ASSIGNED TASK
Check every line of the data below for the string "title", and copy the ones that hold it.
TASK DATA: Begin
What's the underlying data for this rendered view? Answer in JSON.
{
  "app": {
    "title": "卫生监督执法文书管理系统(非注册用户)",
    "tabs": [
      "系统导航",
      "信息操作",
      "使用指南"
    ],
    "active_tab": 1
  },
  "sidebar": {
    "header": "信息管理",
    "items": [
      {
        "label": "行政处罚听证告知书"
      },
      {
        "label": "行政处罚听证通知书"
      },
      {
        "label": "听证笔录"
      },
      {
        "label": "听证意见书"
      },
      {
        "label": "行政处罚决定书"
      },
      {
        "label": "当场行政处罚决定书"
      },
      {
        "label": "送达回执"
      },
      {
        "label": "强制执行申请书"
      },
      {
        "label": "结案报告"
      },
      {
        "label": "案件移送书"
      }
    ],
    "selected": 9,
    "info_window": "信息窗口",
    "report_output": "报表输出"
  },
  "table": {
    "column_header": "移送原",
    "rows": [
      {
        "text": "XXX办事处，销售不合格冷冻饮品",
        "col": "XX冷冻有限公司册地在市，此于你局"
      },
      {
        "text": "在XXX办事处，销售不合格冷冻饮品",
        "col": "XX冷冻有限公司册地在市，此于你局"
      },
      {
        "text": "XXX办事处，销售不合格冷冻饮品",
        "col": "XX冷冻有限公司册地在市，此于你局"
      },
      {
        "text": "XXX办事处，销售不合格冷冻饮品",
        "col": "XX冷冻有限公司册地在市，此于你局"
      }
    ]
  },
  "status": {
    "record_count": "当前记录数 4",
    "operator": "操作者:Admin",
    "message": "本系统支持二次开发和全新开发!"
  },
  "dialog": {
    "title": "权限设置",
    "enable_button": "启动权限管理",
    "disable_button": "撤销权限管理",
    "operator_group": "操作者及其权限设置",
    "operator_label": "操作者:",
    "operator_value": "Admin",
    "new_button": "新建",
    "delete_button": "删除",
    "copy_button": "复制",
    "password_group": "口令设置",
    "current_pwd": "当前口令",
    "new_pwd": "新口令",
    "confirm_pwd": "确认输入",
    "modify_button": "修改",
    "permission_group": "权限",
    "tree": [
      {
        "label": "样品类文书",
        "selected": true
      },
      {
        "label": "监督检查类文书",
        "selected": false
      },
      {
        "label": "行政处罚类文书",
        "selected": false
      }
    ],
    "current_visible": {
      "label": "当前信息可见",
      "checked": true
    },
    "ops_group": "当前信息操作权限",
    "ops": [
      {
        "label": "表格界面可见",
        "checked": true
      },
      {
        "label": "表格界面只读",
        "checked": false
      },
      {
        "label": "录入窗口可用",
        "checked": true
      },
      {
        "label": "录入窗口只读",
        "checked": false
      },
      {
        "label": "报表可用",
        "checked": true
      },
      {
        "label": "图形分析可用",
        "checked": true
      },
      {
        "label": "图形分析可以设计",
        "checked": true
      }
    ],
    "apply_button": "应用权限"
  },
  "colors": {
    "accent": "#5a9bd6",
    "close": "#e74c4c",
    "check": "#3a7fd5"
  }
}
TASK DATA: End
OUTPUT
    "title": "卫生监督执法文书管理系统(非注册用户)",
    "title": "权限设置",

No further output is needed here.